Consider an arbitrary fluid element ABC with sides AC, AB and BC as dx,dy, and ds. Here, the width of the element is taken as unity.

Let Px, Py and Pz be the pressure intensities acting on the surfaces AB,AC, and BC. Let the angle ABC be 'Q'. The whole fluid system is illustrated in the figure-1 above

The forces acting on the fluid element are:

- The pressure forces on the faces of the element
- The weight of the whole fluid element acting in the vertical direction downwards.

### 1. Pressure Forces Acting on the Element

Force Acting on AB = Px . Area of the face AB = Px . dy . 1

Force Acting on AC = Py . Area of the face AC = Px . dx . 1

Force Acting on BC = Pz . Area of the face BC = Pz . ds . 1

### 2. Weight of the fluid element

Weight of the fluid element is given by,

w = Mass of fluid element x g = ( Volume x density of fluid ) g

w = [( AB x AC)/2] . 1 . Density of fluid . g

By resolving the forces in,

**X-direction**

=> Px . dy.1 - Pz.ds.1.sin(90-Q) = 0;

=> Px . dy.1 - Pz.ds.cos Q = 0; [ From figure-1, ds. cos(Q) = dy]

**=> Px =Py;** (Eq.2)

**Y- direction**

Py.dx.1 -Pz.ds.1.cos(90-Q) - [ (dx.dy)/2].1.density.g = 0

here also, cos(90-Q) = sinQ and the weight is neglected as the element is very small.

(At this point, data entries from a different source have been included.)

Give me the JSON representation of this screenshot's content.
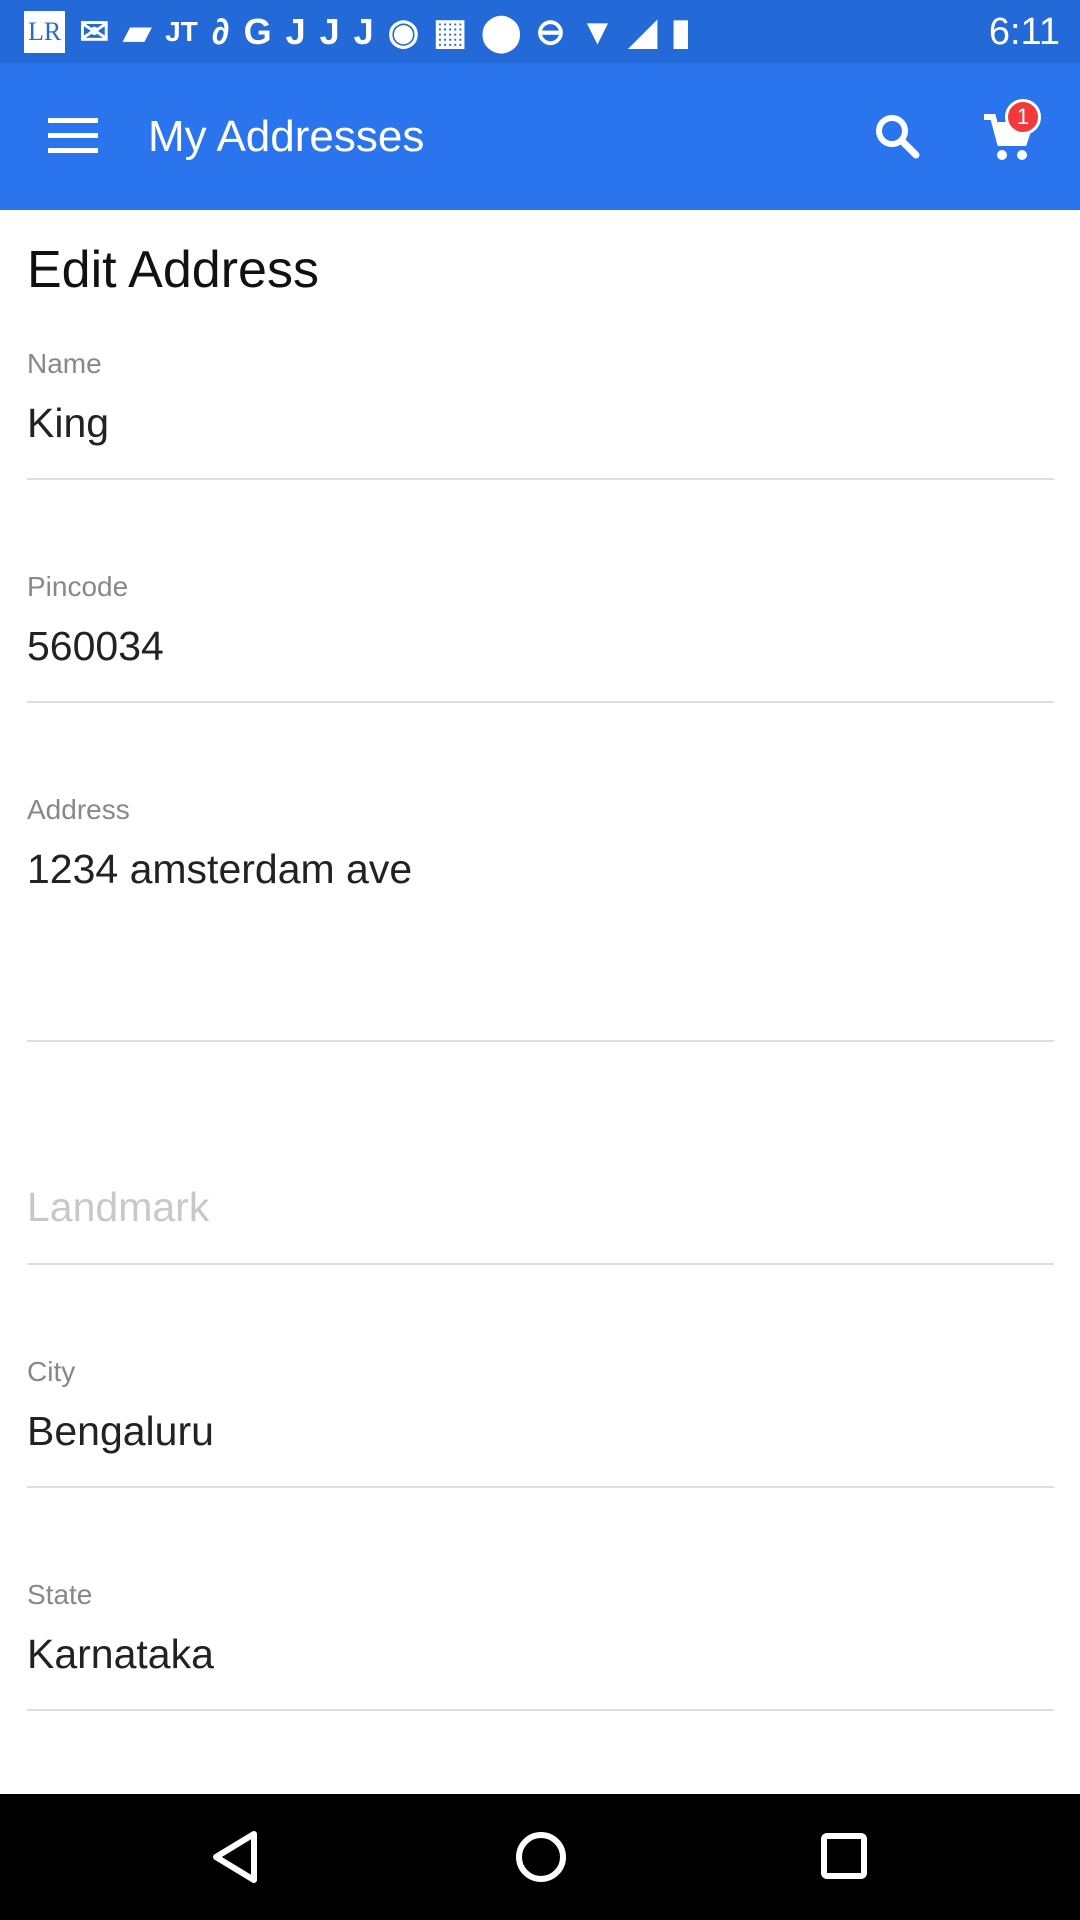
{
  "status_bar": {
    "time": "6:11",
    "icons": [
      "lr-icon",
      "gmail-icon",
      "tag-icon",
      "jt-icon",
      "link-icon",
      "google-icon",
      "j-icon",
      "j-icon",
      "j-icon",
      "target-icon",
      "grid-icon",
      "location-icon",
      "dnd-icon",
      "wifi-icon",
      "signal-icon",
      "battery-charging-icon"
    ]
  },
  "app_bar": {
    "title": "My Addresses",
    "cart_badge": "1"
  },
  "form": {
    "title": "Edit Address",
    "name": {
      "label": "Name",
      "value": "King"
    },
    "pincode": {
      "label": "Pincode",
      "value": "560034"
    },
    "address": {
      "label": "Address",
      "value": "1234 amsterdam ave"
    },
    "landmark": {
      "placeholder": "Landmark",
      "value": ""
    },
    "city": {
      "label": "City",
      "value": "Bengaluru"
    },
    "state": {
      "label": "State",
      "value": "Karnataka"
    }
  },
  "colors": {
    "app_bar": "#2a75ee",
    "status_bar": "#2469d8",
    "badge": "#f2393b"
  }
}
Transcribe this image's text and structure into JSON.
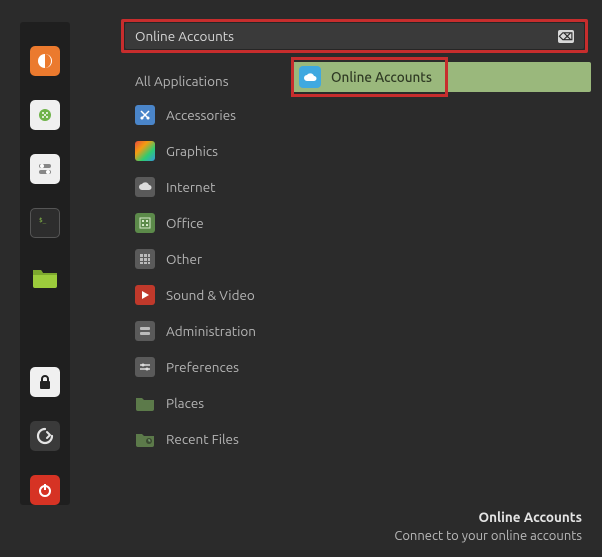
{
  "panel": {
    "items": [
      {
        "name": "firefox-icon"
      },
      {
        "name": "apps-icon"
      },
      {
        "name": "settings-icon"
      },
      {
        "name": "terminal-icon"
      },
      {
        "name": "files-icon"
      }
    ],
    "bottom": [
      {
        "name": "lock-icon"
      },
      {
        "name": "logout-icon"
      },
      {
        "name": "power-icon"
      }
    ]
  },
  "search": {
    "value": "Online Accounts"
  },
  "categories": [
    {
      "label": "All Applications",
      "heading": true
    },
    {
      "label": "Accessories"
    },
    {
      "label": "Graphics"
    },
    {
      "label": "Internet"
    },
    {
      "label": "Office"
    },
    {
      "label": "Other"
    },
    {
      "label": "Sound & Video"
    },
    {
      "label": "Administration"
    },
    {
      "label": "Preferences"
    },
    {
      "label": "Places"
    },
    {
      "label": "Recent Files"
    }
  ],
  "result": {
    "label": "Online Accounts"
  },
  "footer": {
    "title": "Online Accounts",
    "subtitle": "Connect to your online accounts"
  }
}
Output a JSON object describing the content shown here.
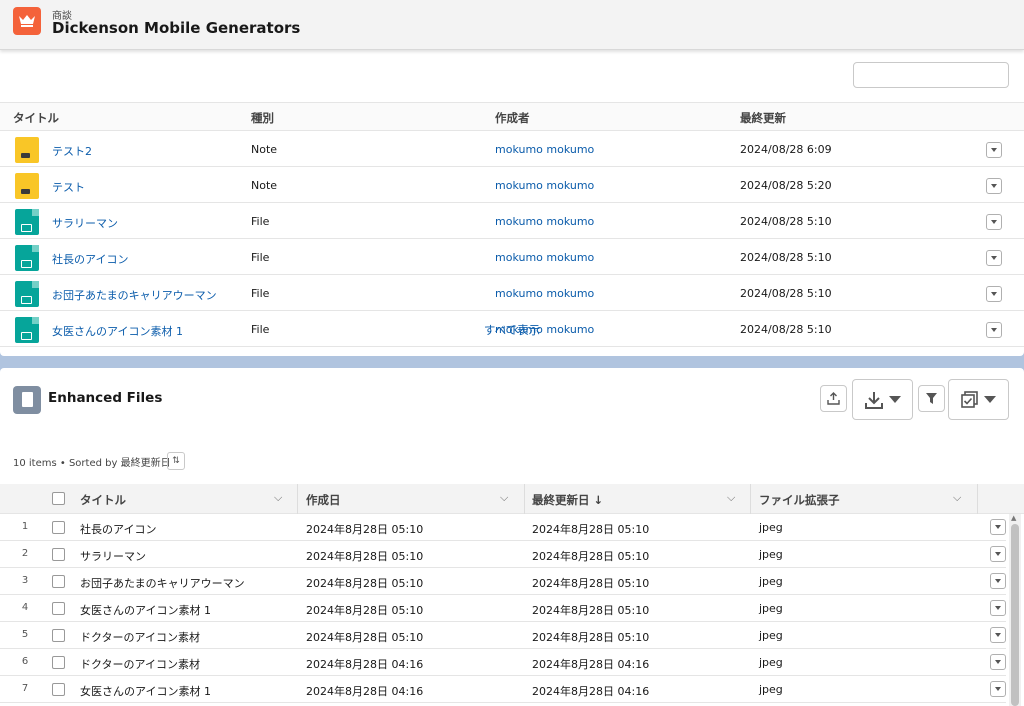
{
  "header": {
    "object_type": "商談",
    "record_name": "Dickenson Mobile Generators"
  },
  "files_list": {
    "columns": [
      "タイトル",
      "種別",
      "作成者",
      "最終更新"
    ],
    "rows": [
      {
        "title": "テスト2",
        "type": "Note",
        "owner": "mokumo mokumo",
        "modified": "2024/08/28 6:09",
        "icon": "note-icon"
      },
      {
        "title": "テスト",
        "type": "Note",
        "owner": "mokumo mokumo",
        "modified": "2024/08/28 5:20",
        "icon": "note-icon"
      },
      {
        "title": "サラリーマン",
        "type": "File",
        "owner": "mokumo mokumo",
        "modified": "2024/08/28 5:10",
        "icon": "image-file-icon"
      },
      {
        "title": "社長のアイコン",
        "type": "File",
        "owner": "mokumo mokumo",
        "modified": "2024/08/28 5:10",
        "icon": "image-file-icon"
      },
      {
        "title": "お団子あたまのキャリアウーマン",
        "type": "File",
        "owner": "mokumo mokumo",
        "modified": "2024/08/28 5:10",
        "icon": "image-file-icon"
      },
      {
        "title": "女医さんのアイコン素材 1",
        "type": "File",
        "owner": "mokumo mokumo",
        "modified": "2024/08/28 5:10",
        "icon": "image-file-icon"
      }
    ],
    "view_all": "すべて表示"
  },
  "enhanced_files": {
    "title": "Enhanced Files",
    "meta": "10 items • Sorted by 最終更新日",
    "columns": [
      "タイトル",
      "作成日",
      "最終更新日 ↓",
      "ファイル拡張子"
    ],
    "rows": [
      {
        "num": "1",
        "title": "社長のアイコン",
        "created": "2024年8月28日 05:10",
        "modified": "2024年8月28日 05:10",
        "ext": "jpeg"
      },
      {
        "num": "2",
        "title": "サラリーマン",
        "created": "2024年8月28日 05:10",
        "modified": "2024年8月28日 05:10",
        "ext": "jpeg"
      },
      {
        "num": "3",
        "title": "お団子あたまのキャリアウーマン",
        "created": "2024年8月28日 05:10",
        "modified": "2024年8月28日 05:10",
        "ext": "jpeg"
      },
      {
        "num": "4",
        "title": "女医さんのアイコン素材 1",
        "created": "2024年8月28日 05:10",
        "modified": "2024年8月28日 05:10",
        "ext": "jpeg"
      },
      {
        "num": "5",
        "title": "ドクターのアイコン素材",
        "created": "2024年8月28日 05:10",
        "modified": "2024年8月28日 05:10",
        "ext": "jpeg"
      },
      {
        "num": "6",
        "title": "ドクターのアイコン素材",
        "created": "2024年8月28日 04:16",
        "modified": "2024年8月28日 04:16",
        "ext": "jpeg"
      },
      {
        "num": "7",
        "title": "女医さんのアイコン素材 1",
        "created": "2024年8月28日 04:16",
        "modified": "2024年8月28日 04:16",
        "ext": "jpeg"
      }
    ]
  },
  "colors": {
    "accent": "#0b5cab",
    "app_icon": "#f4623a",
    "note_icon": "#f9c627",
    "file_icon": "#06a59a"
  }
}
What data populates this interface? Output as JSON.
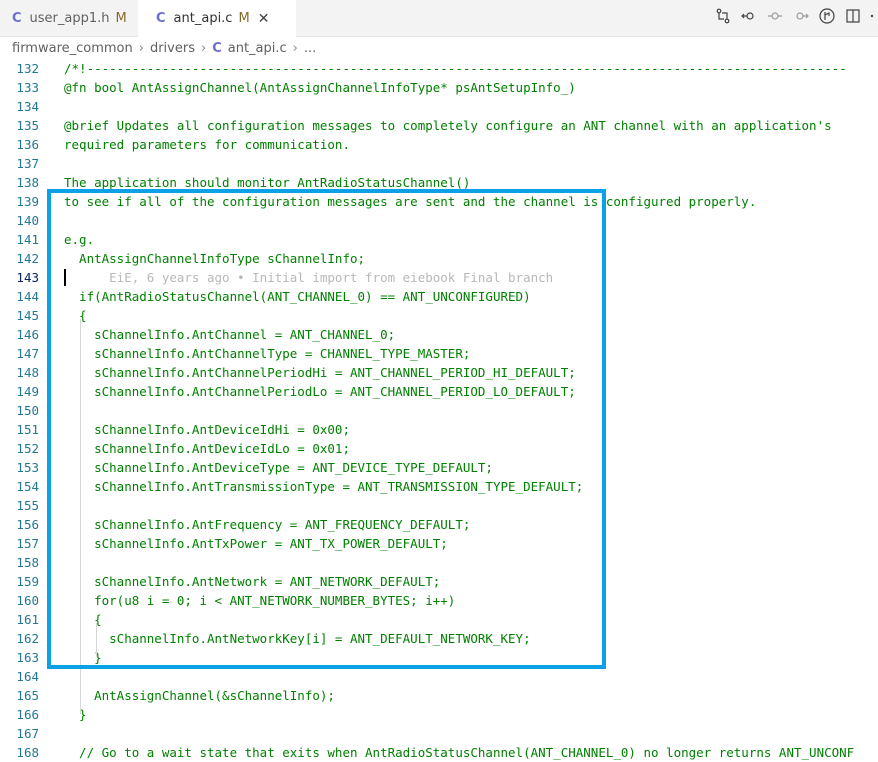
{
  "tabs": [
    {
      "icon": "C",
      "label": "user_app1.h",
      "status": "M",
      "active": false
    },
    {
      "icon": "C",
      "label": "ant_api.c",
      "status": "M",
      "active": true
    }
  ],
  "breadcrumb": [
    "firmware_common",
    "drivers",
    "ant_api.c",
    "..."
  ],
  "close_glyph": "✕",
  "colors": {
    "accent_box": "#0aa1e6",
    "comment": "#008000",
    "line_number": "#237893"
  },
  "editor": {
    "lines": [
      {
        "n": "132",
        "text": "/*!-----------------------------------------------------------------------------------------------------"
      },
      {
        "n": "133",
        "text": "@fn bool AntAssignChannel(AntAssignChannelInfoType* psAntSetupInfo_)"
      },
      {
        "n": "134",
        "text": ""
      },
      {
        "n": "135",
        "text": "@brief Updates all configuration messages to completely configure an ANT channel with an application's"
      },
      {
        "n": "136",
        "text": "required parameters for communication."
      },
      {
        "n": "137",
        "text": ""
      },
      {
        "n": "138",
        "text": "The application should monitor AntRadioStatusChannel()"
      },
      {
        "n": "139",
        "text": "to see if all of the configuration messages are sent and the channel is configured properly."
      },
      {
        "n": "140",
        "text": ""
      },
      {
        "n": "141",
        "text": "e.g."
      },
      {
        "n": "142",
        "text": "  AntAssignChannelInfoType sChannelInfo;"
      },
      {
        "n": "143",
        "text": "      EiE, 6 years ago • Initial import from eiebook Final branch"
      },
      {
        "n": "144",
        "text": "  if(AntRadioStatusChannel(ANT_CHANNEL_0) == ANT_UNCONFIGURED)"
      },
      {
        "n": "145",
        "text": "  {"
      },
      {
        "n": "146",
        "text": "    sChannelInfo.AntChannel = ANT_CHANNEL_0;"
      },
      {
        "n": "147",
        "text": "    sChannelInfo.AntChannelType = CHANNEL_TYPE_MASTER;"
      },
      {
        "n": "148",
        "text": "    sChannelInfo.AntChannelPeriodHi = ANT_CHANNEL_PERIOD_HI_DEFAULT;"
      },
      {
        "n": "149",
        "text": "    sChannelInfo.AntChannelPeriodLo = ANT_CHANNEL_PERIOD_LO_DEFAULT;"
      },
      {
        "n": "150",
        "text": ""
      },
      {
        "n": "151",
        "text": "    sChannelInfo.AntDeviceIdHi = 0x00;"
      },
      {
        "n": "152",
        "text": "    sChannelInfo.AntDeviceIdLo = 0x01;"
      },
      {
        "n": "153",
        "text": "    sChannelInfo.AntDeviceType = ANT_DEVICE_TYPE_DEFAULT;"
      },
      {
        "n": "154",
        "text": "    sChannelInfo.AntTransmissionType = ANT_TRANSMISSION_TYPE_DEFAULT;"
      },
      {
        "n": "155",
        "text": ""
      },
      {
        "n": "156",
        "text": "    sChannelInfo.AntFrequency = ANT_FREQUENCY_DEFAULT;"
      },
      {
        "n": "157",
        "text": "    sChannelInfo.AntTxPower = ANT_TX_POWER_DEFAULT;"
      },
      {
        "n": "158",
        "text": ""
      },
      {
        "n": "159",
        "text": "    sChannelInfo.AntNetwork = ANT_NETWORK_DEFAULT;"
      },
      {
        "n": "160",
        "text": "    for(u8 i = 0; i < ANT_NETWORK_NUMBER_BYTES; i++)"
      },
      {
        "n": "161",
        "text": "    {"
      },
      {
        "n": "162",
        "text": "      sChannelInfo.AntNetworkKey[i] = ANT_DEFAULT_NETWORK_KEY;"
      },
      {
        "n": "163",
        "text": "    }"
      },
      {
        "n": "164",
        "text": ""
      },
      {
        "n": "165",
        "text": "    AntAssignChannel(&sChannelInfo);"
      },
      {
        "n": "166",
        "text": "  }"
      },
      {
        "n": "167",
        "text": ""
      },
      {
        "n": "168",
        "text": "  // Go to a wait state that exits when AntRadioStatusChannel(ANT_CHANNEL_0) no longer returns ANT_UNCONF"
      }
    ],
    "current_line": "143"
  }
}
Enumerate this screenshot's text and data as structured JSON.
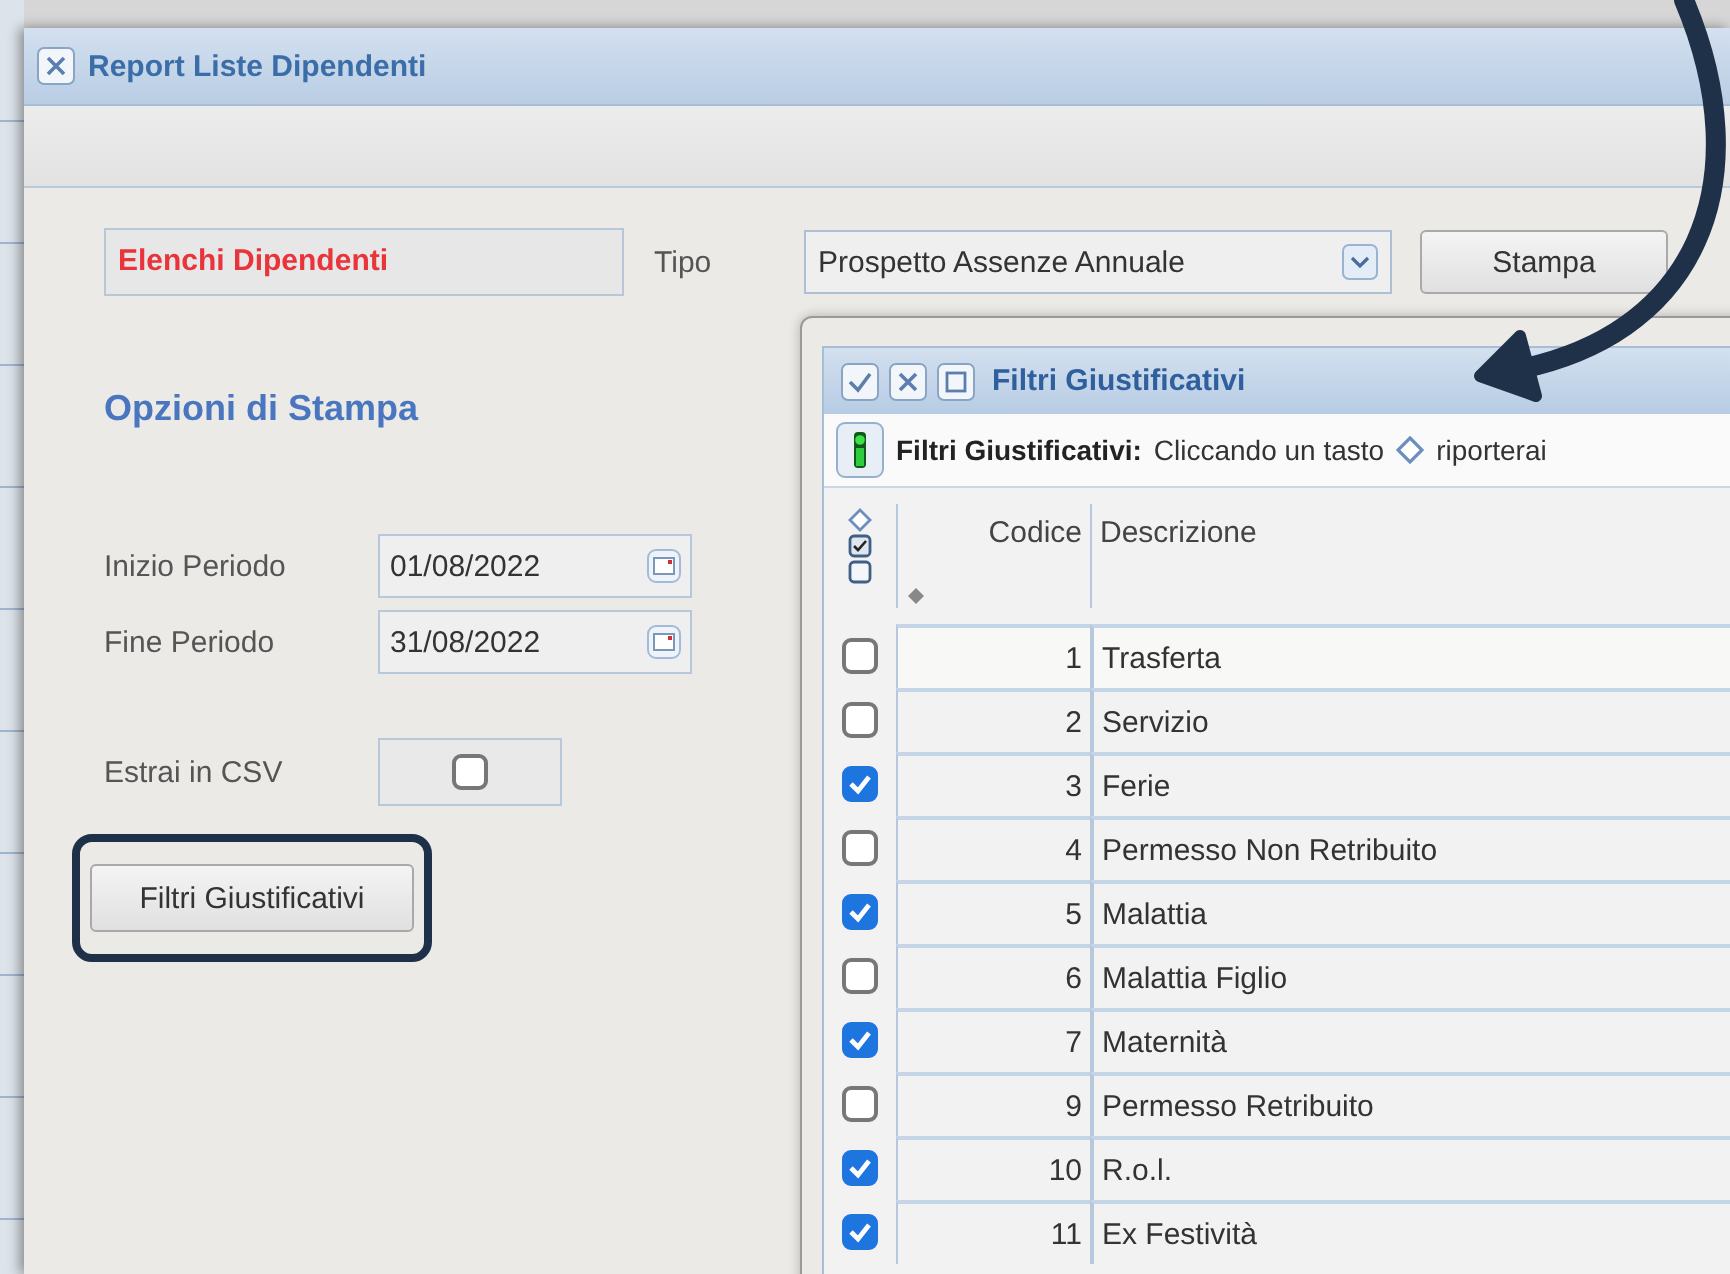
{
  "window": {
    "title": "Report Liste Dipendenti"
  },
  "report": {
    "name": "Elenchi Dipendenti",
    "type_label": "Tipo",
    "type_value": "Prospetto Assenze Annuale",
    "print_button": "Stampa"
  },
  "options": {
    "title": "Opzioni di Stampa",
    "dates": [
      {
        "label": "Inizio Periodo",
        "value": "01/08/2022"
      },
      {
        "label": "Fine Periodo",
        "value": "31/08/2022"
      }
    ],
    "csv": {
      "label": "Estrai in CSV",
      "checked": false
    },
    "filter_button": "Filtri Giustificativi"
  },
  "dialog": {
    "title": "Filtri Giustificativi",
    "info_title": "Filtri Giustificativi:",
    "info_text": "Cliccando un tasto",
    "info_text_after": "riporterai",
    "columns": [
      "Codice",
      "Descrizione"
    ],
    "rows": [
      {
        "code": "1",
        "description": "Trasferta",
        "checked": false
      },
      {
        "code": "2",
        "description": "Servizio",
        "checked": false
      },
      {
        "code": "3",
        "description": "Ferie",
        "checked": true
      },
      {
        "code": "4",
        "description": "Permesso Non Retribuito",
        "checked": false
      },
      {
        "code": "5",
        "description": "Malattia",
        "checked": true
      },
      {
        "code": "6",
        "description": "Malattia Figlio",
        "checked": false
      },
      {
        "code": "7",
        "description": "Maternità",
        "checked": true
      },
      {
        "code": "9",
        "description": "Permesso Retribuito",
        "checked": false
      },
      {
        "code": "10",
        "description": "R.o.l.",
        "checked": true
      },
      {
        "code": "11",
        "description": "Ex Festività",
        "checked": true
      }
    ]
  }
}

Hence we get,

**Py =Pz;** (Eq.3)

From equation 2 and 3 it is proved that,

**Px =Py=Pz**

The above equation states that the pressure at a point on a fluid in rest are equal in all direction.

### Workout Example

Consider a hydraulic press with a ram of 0.3m diameter and a plunger of 4.5cm diameter. If the force applied at the plunger is 500N, determine the weight lifted by the hydraulic press.

**Solution:** Given Data

- Diameter of Ram = 0.3m
- Diameter of Plunger = 0.045m
- Force on Plunger , F = 500N
**Weight Lifted = ?**

From the figure-2, a force is applied at the plunger in order to lift a weight W at the other end of the hydraulic press. The system here follows pascal's law. As per the law, the stress created at the point of force applied ( At point A) is equal to the stress created at point B. Then,

1. Stress at point A = Pa = Force / Area;

=> Pa = Force / Plunger Area = 500/[(3.124 x .045 x .045)/4] = 314465.4N/m2

2. Pressure Intensity at B = Pb = Force/ Area of Ram;

=> Pb = Pa ( As per pascal's Law)

=> Pb = 314465.4 = Force/Area of Ram;

Force or Weight lifted = 314465.4 x Area of Ram

= 314465.4 x [(3.14 x 0.3 x 0.3)/4]

**Force or Weight lifted = 22222N = 22.2kN**

Also Read: What is Pressure Head in Fluid Mechanics?